### TASK ITEM
Report how many lines in the records below contain the word "name". Give only the number.

### SUPPLIED MATERIAL
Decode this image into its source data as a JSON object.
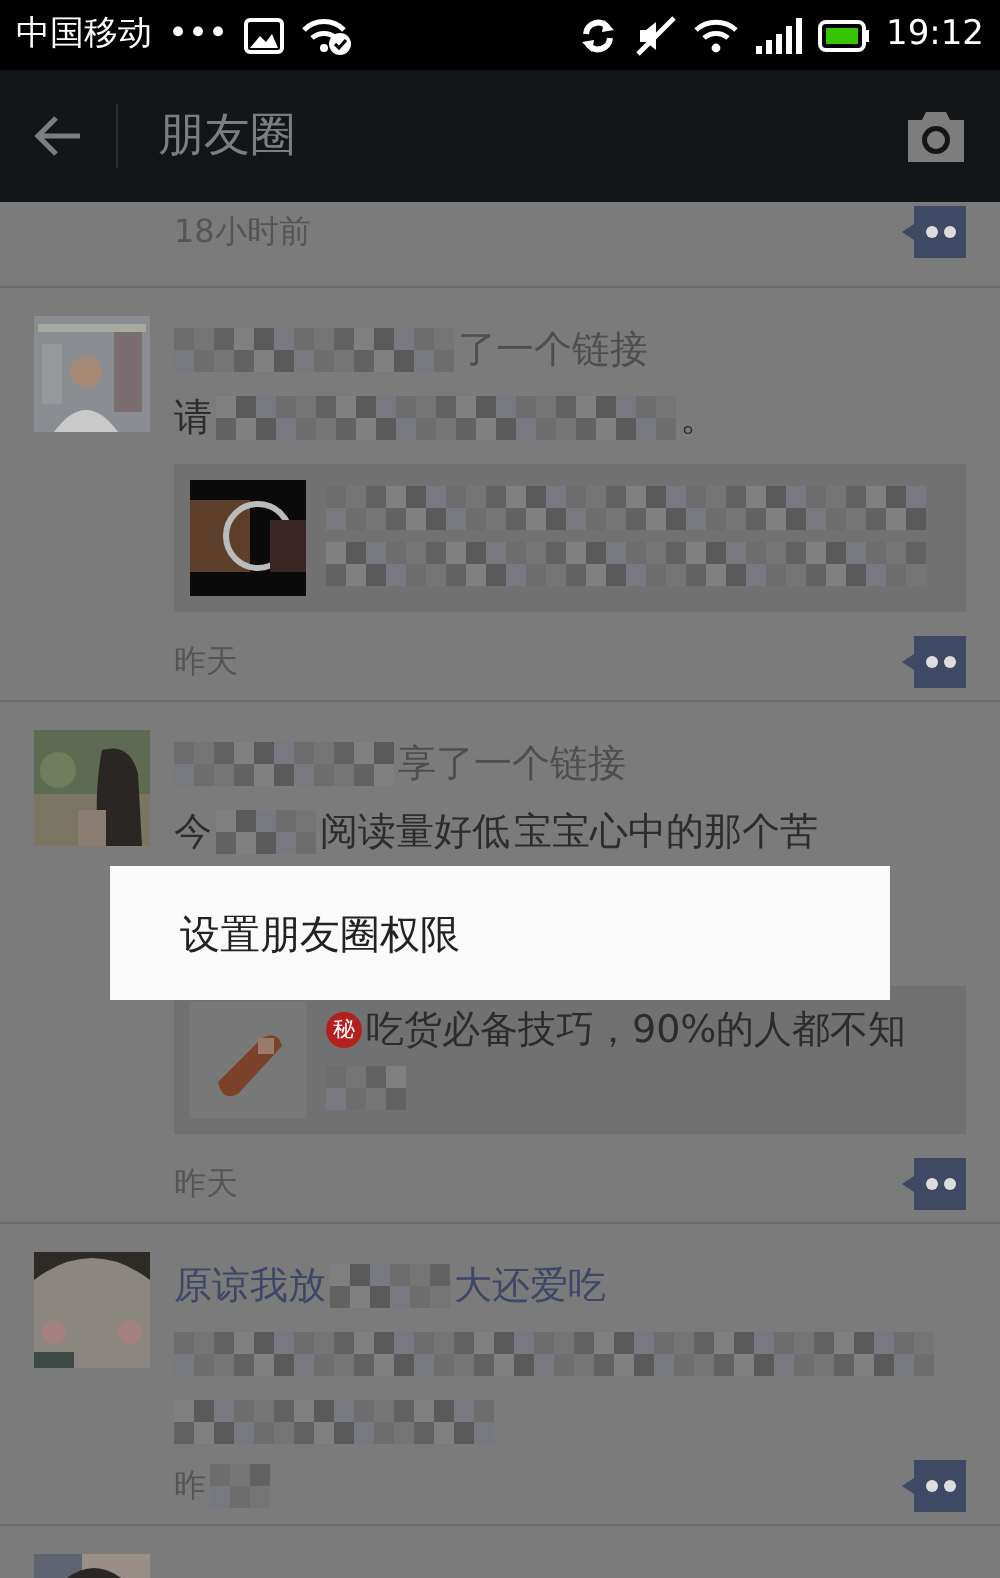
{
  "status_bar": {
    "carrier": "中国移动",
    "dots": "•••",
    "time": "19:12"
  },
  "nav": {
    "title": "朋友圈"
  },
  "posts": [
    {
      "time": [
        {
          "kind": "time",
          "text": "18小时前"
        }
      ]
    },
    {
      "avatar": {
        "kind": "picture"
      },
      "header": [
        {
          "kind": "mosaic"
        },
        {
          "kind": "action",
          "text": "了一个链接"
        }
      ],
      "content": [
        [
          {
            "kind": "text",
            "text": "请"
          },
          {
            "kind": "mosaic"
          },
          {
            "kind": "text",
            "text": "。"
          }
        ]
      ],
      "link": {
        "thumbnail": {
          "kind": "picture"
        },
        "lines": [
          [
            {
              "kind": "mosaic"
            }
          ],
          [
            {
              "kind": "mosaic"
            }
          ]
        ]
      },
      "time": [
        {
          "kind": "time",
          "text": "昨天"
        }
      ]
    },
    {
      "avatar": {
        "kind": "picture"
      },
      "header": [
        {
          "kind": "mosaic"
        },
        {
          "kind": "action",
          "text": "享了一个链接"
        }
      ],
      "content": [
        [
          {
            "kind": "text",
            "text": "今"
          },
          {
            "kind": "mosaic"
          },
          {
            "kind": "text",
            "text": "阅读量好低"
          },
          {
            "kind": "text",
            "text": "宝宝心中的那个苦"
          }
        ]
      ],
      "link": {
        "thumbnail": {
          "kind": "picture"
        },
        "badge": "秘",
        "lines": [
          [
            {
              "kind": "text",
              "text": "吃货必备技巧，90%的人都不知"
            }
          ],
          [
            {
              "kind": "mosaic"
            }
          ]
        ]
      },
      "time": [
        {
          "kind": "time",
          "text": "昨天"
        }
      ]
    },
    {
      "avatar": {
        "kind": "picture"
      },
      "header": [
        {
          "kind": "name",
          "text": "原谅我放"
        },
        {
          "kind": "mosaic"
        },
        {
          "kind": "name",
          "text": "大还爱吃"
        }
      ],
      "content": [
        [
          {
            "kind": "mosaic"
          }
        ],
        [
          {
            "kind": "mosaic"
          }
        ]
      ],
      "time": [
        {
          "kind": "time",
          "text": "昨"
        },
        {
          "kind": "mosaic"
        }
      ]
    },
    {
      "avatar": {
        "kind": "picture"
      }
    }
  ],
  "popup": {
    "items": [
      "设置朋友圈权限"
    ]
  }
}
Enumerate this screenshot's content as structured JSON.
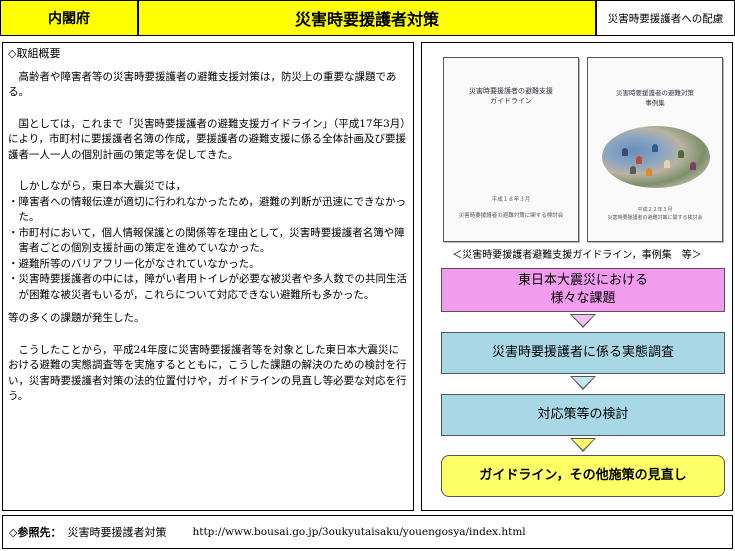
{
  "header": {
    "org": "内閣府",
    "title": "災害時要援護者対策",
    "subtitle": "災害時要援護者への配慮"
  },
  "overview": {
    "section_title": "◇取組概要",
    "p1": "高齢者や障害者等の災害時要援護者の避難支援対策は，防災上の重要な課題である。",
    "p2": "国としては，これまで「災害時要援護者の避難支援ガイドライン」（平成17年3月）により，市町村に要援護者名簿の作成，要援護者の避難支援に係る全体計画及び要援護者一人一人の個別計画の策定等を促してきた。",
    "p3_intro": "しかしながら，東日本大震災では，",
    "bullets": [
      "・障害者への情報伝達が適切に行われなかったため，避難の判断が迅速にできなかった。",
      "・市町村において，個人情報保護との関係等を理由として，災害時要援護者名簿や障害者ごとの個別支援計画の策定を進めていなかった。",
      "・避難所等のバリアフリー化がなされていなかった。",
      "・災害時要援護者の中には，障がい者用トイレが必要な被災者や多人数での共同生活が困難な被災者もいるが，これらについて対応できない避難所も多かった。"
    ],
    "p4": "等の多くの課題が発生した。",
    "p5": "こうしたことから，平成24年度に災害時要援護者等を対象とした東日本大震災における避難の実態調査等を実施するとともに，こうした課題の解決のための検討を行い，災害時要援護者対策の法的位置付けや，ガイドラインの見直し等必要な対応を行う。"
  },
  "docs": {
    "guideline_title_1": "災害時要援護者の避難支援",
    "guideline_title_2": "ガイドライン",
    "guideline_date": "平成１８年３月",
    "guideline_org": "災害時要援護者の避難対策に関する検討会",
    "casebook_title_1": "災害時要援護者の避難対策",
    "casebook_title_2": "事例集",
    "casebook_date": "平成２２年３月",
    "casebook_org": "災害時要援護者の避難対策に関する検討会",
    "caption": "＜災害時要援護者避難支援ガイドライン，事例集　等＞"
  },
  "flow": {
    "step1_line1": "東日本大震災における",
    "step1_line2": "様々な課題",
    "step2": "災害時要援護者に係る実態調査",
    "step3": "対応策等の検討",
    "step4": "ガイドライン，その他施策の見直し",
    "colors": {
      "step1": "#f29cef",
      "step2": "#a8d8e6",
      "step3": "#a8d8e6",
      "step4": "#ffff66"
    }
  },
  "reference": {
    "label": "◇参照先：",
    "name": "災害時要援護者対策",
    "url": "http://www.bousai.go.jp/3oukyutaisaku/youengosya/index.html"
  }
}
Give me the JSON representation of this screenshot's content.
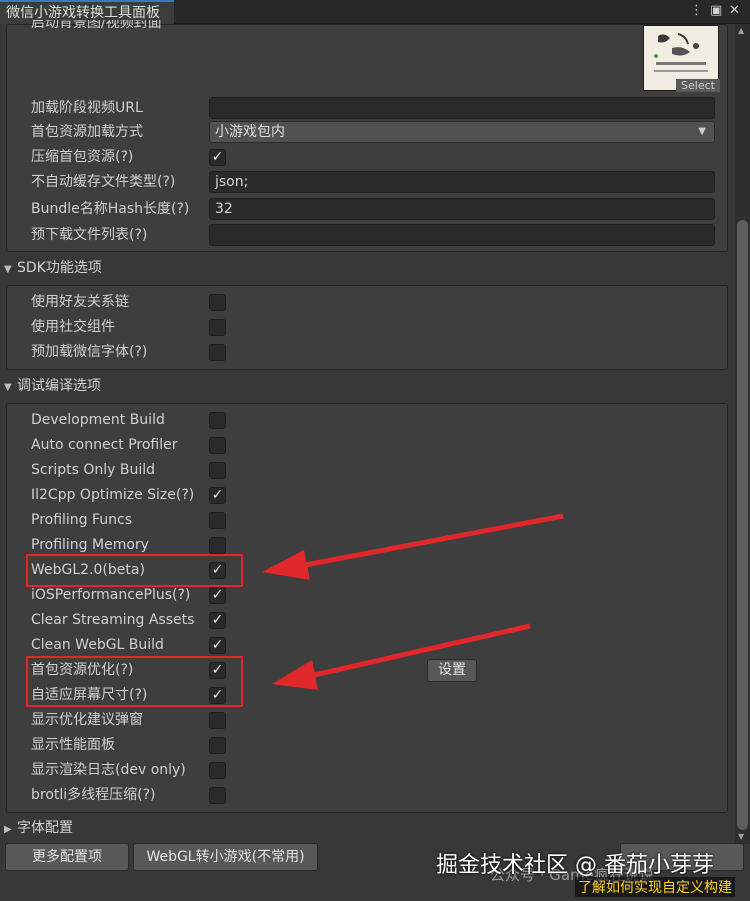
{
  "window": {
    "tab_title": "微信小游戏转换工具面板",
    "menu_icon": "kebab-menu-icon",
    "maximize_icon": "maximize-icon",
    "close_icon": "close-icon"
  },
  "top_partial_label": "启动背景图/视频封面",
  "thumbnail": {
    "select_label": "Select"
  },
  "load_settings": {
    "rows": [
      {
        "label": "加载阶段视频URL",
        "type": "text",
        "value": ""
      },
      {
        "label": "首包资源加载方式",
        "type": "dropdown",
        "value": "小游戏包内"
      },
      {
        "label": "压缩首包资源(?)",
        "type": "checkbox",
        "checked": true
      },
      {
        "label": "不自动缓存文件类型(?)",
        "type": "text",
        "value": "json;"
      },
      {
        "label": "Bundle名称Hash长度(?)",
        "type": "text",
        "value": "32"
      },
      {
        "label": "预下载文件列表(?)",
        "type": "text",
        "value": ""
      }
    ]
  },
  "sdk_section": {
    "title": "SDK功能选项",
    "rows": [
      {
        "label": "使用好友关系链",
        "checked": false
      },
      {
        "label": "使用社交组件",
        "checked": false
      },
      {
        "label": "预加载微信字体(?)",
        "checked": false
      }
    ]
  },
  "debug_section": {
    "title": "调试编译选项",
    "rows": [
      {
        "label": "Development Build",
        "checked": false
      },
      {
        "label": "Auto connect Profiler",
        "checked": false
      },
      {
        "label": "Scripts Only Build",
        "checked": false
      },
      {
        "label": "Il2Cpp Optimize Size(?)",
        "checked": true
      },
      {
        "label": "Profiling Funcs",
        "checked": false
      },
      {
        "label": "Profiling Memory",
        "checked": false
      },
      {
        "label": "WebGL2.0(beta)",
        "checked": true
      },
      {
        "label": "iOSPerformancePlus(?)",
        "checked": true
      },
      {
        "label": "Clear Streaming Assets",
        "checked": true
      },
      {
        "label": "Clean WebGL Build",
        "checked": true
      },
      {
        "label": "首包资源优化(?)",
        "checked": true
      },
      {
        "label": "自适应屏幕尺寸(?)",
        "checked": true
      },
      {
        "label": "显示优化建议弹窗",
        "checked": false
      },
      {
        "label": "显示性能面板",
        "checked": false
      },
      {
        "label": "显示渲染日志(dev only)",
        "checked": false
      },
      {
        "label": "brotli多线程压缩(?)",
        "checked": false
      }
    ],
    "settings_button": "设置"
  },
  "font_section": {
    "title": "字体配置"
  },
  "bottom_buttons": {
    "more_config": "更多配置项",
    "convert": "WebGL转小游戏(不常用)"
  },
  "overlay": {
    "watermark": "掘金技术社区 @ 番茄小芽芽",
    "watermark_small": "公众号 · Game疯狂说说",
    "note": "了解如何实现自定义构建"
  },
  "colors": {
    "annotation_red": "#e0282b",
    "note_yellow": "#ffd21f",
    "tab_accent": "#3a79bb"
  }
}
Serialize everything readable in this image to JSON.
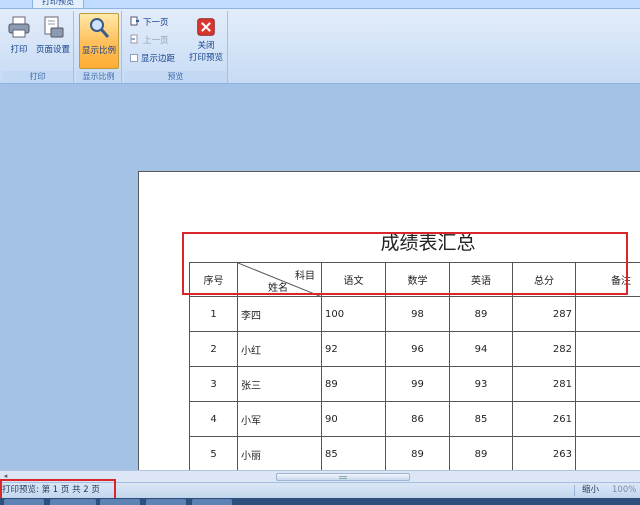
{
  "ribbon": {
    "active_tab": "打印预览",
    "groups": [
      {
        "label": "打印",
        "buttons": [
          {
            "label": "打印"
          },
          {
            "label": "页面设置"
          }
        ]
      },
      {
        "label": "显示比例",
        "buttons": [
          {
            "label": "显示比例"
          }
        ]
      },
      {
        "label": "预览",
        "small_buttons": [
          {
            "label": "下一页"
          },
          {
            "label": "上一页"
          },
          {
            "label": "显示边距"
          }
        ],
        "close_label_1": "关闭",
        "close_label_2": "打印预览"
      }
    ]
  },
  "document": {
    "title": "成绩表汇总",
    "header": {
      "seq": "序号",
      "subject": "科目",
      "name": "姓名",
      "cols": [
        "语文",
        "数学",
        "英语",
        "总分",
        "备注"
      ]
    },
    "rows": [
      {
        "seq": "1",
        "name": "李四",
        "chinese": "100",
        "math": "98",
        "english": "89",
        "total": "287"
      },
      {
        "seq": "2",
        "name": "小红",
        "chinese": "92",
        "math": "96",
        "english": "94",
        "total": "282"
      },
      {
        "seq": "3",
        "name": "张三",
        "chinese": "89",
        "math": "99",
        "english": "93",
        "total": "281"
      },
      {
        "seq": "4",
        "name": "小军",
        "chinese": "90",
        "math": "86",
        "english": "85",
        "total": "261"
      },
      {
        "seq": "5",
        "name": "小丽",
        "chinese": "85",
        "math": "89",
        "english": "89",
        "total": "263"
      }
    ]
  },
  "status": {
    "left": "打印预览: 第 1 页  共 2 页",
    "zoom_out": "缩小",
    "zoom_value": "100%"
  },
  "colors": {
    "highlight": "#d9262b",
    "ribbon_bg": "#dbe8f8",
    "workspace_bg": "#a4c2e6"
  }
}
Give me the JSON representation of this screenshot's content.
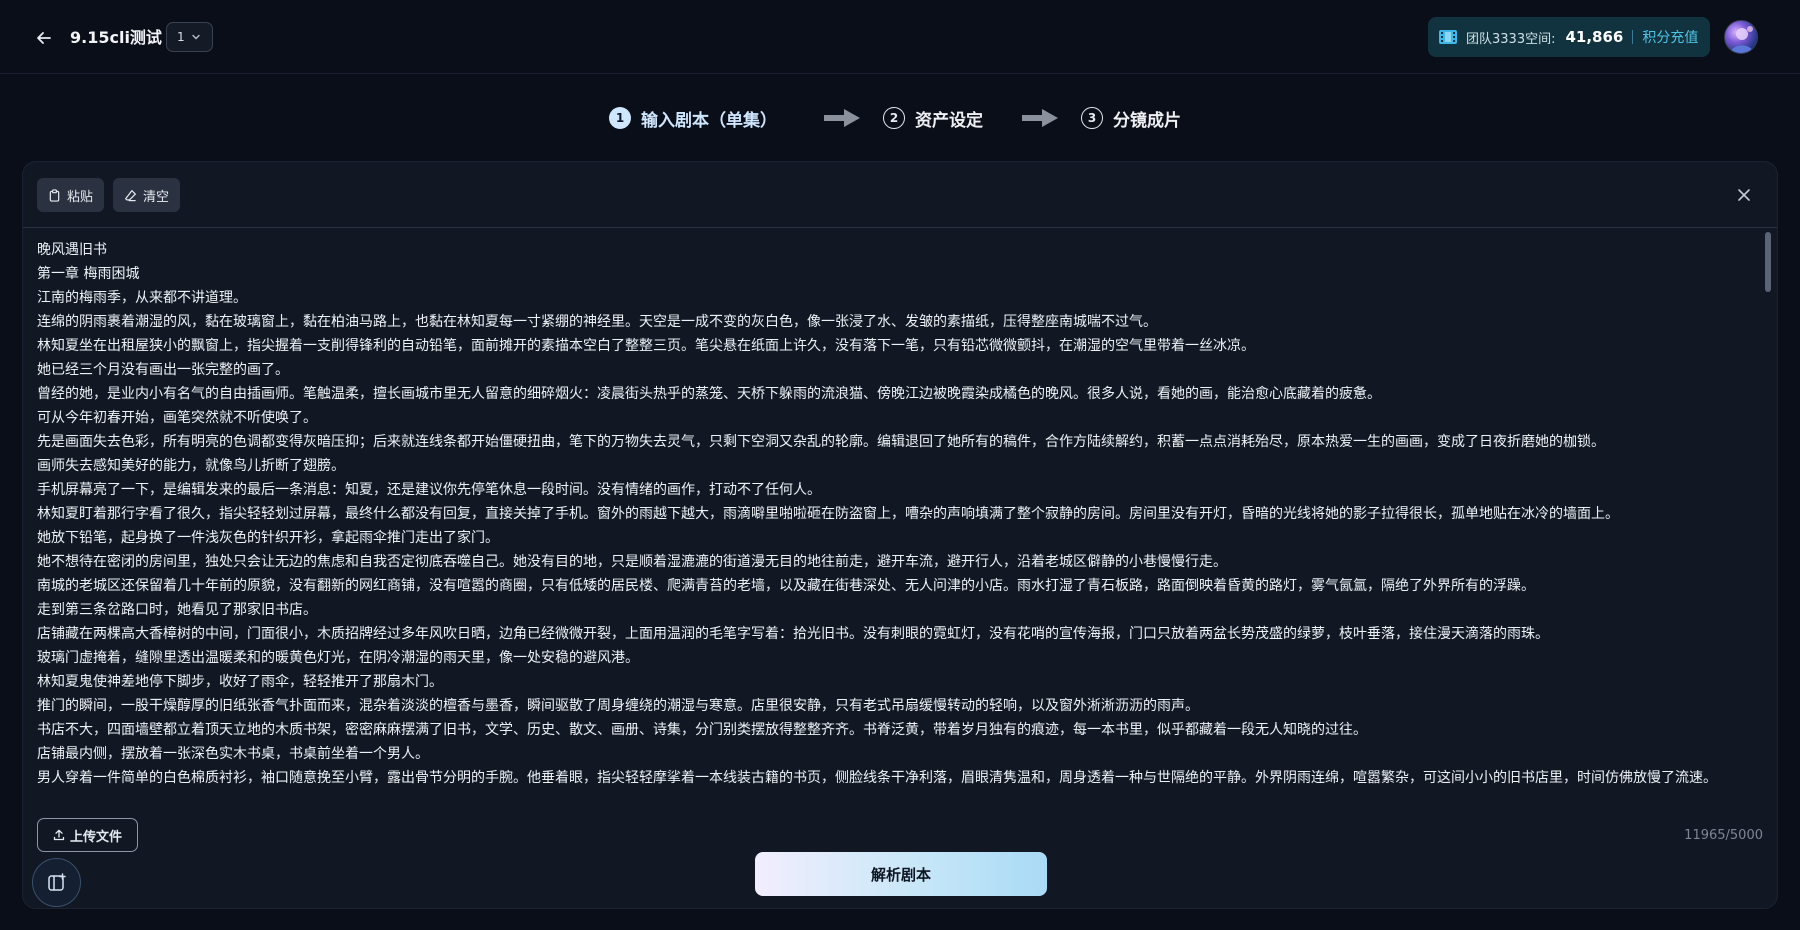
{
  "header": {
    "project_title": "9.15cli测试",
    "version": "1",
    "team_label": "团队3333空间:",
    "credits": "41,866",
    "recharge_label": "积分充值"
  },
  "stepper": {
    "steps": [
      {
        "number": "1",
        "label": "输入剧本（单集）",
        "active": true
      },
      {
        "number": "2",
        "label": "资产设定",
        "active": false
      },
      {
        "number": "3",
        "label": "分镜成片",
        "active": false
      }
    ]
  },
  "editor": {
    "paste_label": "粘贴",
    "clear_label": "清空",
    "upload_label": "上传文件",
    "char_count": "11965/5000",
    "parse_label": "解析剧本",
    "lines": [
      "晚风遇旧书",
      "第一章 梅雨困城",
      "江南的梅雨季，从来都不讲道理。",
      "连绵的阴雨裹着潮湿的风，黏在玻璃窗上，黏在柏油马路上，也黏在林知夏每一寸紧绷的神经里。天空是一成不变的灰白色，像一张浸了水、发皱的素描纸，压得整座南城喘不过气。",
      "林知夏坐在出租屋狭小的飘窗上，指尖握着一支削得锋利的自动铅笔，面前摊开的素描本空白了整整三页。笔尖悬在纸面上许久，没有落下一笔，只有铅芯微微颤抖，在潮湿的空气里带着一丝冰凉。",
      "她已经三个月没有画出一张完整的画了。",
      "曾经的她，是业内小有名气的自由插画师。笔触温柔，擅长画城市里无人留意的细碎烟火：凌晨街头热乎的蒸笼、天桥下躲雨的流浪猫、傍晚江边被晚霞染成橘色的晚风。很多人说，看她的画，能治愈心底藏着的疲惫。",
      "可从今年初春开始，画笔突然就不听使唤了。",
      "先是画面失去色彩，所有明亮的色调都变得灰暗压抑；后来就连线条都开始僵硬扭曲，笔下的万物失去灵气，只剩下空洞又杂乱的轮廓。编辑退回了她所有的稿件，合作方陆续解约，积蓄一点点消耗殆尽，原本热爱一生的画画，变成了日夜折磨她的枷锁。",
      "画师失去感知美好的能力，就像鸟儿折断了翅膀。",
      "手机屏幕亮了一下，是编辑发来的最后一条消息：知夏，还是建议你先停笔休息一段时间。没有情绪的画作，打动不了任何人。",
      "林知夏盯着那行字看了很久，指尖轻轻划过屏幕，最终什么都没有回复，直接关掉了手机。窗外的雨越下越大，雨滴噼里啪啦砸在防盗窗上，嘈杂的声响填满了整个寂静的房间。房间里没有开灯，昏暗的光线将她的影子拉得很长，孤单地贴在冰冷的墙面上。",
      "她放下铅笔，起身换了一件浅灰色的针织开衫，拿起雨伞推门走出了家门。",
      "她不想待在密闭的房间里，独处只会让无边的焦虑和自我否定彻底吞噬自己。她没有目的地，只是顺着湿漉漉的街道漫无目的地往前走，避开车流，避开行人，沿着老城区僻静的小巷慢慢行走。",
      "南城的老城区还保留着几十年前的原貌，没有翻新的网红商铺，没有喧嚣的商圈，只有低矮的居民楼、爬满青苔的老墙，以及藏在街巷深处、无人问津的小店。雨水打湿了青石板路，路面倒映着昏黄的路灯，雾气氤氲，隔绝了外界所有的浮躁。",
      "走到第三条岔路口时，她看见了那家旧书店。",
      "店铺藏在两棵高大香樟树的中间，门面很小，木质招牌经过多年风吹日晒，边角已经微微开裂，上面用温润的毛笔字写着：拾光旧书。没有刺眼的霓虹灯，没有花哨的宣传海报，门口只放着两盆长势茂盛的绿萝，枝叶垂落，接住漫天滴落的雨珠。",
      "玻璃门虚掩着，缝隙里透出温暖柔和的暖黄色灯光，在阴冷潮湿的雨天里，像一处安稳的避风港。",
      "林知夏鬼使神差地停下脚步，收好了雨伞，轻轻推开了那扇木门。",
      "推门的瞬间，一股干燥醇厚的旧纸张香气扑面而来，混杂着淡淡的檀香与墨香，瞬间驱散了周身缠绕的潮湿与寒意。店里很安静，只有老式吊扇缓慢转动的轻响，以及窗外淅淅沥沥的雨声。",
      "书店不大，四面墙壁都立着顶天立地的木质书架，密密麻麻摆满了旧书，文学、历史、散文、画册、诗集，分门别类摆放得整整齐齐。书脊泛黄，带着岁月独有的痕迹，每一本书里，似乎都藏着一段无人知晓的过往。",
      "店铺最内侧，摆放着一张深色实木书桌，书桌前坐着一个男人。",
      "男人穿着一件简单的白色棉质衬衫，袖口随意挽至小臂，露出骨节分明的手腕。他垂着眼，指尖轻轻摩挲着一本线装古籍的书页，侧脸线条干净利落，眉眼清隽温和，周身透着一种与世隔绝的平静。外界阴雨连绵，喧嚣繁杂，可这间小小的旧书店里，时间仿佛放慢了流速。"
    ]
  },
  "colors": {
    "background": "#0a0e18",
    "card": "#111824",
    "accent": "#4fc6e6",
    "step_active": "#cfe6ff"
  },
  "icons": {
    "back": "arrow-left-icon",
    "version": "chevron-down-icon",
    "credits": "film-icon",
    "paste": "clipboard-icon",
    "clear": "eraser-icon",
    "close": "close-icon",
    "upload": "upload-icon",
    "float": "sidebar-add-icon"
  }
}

### SOLUTION
9